1.) Current U.S. immigration policies allow for legal crossing. Why don’t Mexicans “do it the right way?”
2.) Mexican society is racist and unjust. Why don’t Mexican elites treat their own more justly?
3.) Mexican government is unjust and corrupt. Why don’t Mexicans work to “clean up their own house” instead of fleeing to the United States?
4.) There’s a moral difference between segregation based on race and segregation based on nationality.
5.) Terrorists are trying to do us harm. Why should we trust anyone trying to come across the border?
Objection number 1 doesn’t address the basic inequality of conditions that exist on either side of the line. Millions of Mexicans face the basic human decision of how best to feed themselves and their families. To pretend that we would do differently were we in their shoes displays ignorance of the basic conditions that most Mexican immigrants face.

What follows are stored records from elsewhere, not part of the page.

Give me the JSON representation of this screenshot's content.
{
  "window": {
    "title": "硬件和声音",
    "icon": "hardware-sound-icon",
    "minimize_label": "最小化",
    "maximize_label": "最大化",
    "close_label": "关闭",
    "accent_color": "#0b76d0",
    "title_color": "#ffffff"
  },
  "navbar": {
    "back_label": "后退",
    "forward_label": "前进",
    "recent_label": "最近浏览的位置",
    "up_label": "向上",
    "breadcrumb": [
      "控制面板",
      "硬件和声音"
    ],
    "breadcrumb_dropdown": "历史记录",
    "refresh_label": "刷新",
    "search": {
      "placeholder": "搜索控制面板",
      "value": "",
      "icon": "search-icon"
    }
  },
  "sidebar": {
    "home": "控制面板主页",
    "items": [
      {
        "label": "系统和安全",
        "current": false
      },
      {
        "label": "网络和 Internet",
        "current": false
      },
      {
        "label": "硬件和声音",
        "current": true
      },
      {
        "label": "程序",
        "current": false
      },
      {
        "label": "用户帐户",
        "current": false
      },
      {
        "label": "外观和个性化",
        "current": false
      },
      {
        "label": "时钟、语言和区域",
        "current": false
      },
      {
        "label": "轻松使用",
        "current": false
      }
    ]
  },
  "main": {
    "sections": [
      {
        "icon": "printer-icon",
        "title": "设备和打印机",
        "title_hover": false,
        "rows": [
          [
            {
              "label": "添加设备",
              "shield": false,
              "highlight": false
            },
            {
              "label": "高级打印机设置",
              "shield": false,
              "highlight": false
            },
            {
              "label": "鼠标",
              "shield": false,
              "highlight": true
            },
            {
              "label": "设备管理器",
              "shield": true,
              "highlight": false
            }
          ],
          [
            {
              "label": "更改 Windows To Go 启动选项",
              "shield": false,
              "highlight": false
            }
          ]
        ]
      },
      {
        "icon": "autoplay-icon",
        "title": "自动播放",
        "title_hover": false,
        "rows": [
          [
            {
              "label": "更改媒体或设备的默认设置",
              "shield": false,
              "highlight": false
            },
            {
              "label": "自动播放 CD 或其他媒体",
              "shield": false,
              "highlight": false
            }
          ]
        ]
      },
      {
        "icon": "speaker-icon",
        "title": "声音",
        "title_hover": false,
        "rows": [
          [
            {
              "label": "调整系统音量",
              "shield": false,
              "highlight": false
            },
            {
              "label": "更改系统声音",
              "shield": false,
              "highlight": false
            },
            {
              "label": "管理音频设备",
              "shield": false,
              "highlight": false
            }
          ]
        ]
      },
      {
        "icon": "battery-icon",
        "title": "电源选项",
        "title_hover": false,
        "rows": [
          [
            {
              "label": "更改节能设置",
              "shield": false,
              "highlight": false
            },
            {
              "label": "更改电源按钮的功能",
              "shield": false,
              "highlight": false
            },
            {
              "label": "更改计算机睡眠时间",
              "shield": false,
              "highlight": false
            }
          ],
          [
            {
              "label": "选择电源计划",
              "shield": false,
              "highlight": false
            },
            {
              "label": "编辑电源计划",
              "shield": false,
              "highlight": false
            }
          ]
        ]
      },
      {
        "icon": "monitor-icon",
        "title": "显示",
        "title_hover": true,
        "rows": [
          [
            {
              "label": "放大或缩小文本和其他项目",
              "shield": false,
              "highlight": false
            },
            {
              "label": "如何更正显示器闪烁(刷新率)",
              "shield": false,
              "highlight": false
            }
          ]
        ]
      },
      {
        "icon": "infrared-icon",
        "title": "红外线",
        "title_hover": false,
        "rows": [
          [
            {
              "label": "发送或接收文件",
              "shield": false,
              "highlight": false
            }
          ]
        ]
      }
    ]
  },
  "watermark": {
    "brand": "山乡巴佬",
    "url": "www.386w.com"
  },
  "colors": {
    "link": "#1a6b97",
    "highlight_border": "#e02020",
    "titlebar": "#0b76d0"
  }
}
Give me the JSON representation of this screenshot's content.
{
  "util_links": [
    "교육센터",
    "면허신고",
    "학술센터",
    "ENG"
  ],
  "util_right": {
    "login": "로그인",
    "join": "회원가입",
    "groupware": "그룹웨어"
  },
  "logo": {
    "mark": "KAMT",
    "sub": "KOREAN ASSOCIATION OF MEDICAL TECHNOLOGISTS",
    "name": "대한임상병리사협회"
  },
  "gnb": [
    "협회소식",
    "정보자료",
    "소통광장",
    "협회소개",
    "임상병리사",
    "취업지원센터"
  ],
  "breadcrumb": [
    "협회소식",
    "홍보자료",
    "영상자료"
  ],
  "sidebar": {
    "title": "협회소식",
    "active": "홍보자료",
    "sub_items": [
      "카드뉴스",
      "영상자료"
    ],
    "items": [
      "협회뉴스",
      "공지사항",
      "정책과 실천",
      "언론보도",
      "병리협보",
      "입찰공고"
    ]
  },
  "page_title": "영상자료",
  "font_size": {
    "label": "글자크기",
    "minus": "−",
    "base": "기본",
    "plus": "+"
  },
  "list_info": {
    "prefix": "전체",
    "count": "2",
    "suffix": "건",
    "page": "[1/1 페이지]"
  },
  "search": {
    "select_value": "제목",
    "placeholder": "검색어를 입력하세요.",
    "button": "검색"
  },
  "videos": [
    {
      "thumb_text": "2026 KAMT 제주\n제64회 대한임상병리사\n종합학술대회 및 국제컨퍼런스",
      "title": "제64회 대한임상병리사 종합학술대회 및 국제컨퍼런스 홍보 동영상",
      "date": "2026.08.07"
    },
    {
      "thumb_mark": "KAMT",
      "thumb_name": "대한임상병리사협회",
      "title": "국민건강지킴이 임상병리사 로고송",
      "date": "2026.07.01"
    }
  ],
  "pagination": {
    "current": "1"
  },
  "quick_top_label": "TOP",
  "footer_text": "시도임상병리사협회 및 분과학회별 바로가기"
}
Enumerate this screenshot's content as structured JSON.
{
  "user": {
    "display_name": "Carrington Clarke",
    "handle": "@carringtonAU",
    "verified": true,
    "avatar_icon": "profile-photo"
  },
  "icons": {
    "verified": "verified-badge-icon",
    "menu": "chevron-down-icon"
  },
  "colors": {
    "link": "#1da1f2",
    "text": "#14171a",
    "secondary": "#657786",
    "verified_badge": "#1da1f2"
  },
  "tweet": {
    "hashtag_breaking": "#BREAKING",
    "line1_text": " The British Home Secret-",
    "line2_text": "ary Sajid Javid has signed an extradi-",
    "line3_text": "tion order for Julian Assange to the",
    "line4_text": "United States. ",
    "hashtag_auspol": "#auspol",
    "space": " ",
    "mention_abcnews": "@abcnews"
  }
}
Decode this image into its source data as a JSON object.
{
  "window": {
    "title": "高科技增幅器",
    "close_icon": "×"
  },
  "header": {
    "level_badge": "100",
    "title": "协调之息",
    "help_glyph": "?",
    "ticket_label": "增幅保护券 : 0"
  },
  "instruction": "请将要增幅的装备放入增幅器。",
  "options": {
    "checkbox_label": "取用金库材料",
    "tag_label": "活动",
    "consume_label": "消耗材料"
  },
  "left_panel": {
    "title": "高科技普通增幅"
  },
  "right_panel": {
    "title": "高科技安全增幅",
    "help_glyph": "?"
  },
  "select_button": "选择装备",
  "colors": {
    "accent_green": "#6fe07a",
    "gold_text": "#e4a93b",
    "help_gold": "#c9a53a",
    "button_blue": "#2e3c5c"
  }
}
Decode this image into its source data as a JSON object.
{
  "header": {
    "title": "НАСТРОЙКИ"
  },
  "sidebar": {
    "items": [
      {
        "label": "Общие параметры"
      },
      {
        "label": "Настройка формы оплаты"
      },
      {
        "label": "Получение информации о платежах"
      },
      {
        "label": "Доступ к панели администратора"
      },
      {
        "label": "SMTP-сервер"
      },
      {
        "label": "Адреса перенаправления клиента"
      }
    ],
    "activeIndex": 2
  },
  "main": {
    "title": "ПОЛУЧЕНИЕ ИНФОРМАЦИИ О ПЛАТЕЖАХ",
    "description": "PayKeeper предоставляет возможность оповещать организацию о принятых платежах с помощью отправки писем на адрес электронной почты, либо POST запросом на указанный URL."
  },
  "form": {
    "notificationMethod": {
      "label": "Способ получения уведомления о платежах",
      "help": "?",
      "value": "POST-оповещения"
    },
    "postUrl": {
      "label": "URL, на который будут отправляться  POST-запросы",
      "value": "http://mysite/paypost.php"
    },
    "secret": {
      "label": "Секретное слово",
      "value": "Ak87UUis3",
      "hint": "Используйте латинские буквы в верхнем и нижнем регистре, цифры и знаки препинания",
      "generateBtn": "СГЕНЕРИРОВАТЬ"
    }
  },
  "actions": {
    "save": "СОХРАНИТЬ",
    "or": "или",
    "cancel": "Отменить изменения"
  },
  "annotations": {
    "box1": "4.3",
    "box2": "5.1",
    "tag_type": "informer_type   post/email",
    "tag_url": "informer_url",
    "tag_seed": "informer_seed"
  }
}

Objection number 2 has some merit. I lived on the border for four years (apart from my decades here in San Diego), have traveled extensively in Tijuana and Mexico and Central America and know how wide the gap is between elite and non-elite across Latin America. I also know that in Mexico this gap is color-specific and rooted in ethnic privilege and prejudice. Still, that others are mistreating someone does not excuse my mistreatment of them. History will not judge Mexican elites kindly, I’m sure, but I stand by my conviction that future generations will some day judge us to have grossly mistreated Mexican immigrants to the United States. Clearly we are not alone in this kind of mistreatment. All across the globe (take Africa, take the Middle East) you can find conflict and injustice born from the unfortunate predisposition of colonial powers to draw straight lines on maps.
Objection number 3 oversimplifies the challenges faced by poorer nations seeking to democratize. It also overlooks the immediate concerns of most Mexican citizens (see number 1 above), pretending that if they would just “hold their leaders accountable” they would somehow be able to instigate sudden and dramatic changes in Mexico. When you are trying to feed your family, the idea of “democratization” can sound mighty, mighty abstract.
Objection number 4 is the strongest. Maybe nationalism is a necessity — a “necessary evil,” if you will. (Of course this is what many, many whites in the Deep South argued about segregation.) Still, the architects of the Civil Rights movement had recourse to the U.S. Constitution and a tradition of equal-justice-under-the-law that served as the foundation of their movement. It’s not clear to me what would be the analogous court of appeal for the 210 million refugees and migrants worldwide. Perhaps someday the United Nations Declarations on Human Rights will have this kind of hold on the human imagination, but I fear that day is far off.
Objection number 5 is stupid or silly (or both!). If stopping terrorists were our genuine concern, we would immediately regularize the flow of economic migrants on which both the U.S. and Mexican economies depend and we would reallocate immigration and law enforcement efforts to airports, universities and Canadian ports-of-entry for the surveillance, detection and detention of suspected terrorists. Not that I’m advocating all of that, of course, but the idea that building more fences along the U.S.-Mexico border represents a rational allocation of resources in the face of terrorist threats against the United States is a very, very sorry joke.
That’s all folks. Be well …
— JOHN FANESTIL
p.s. I was well aware, D, that “JR‘s idea of training Mexican expatriots to violently overthrow Mexico, a la Bay of Pigs, was in jest!”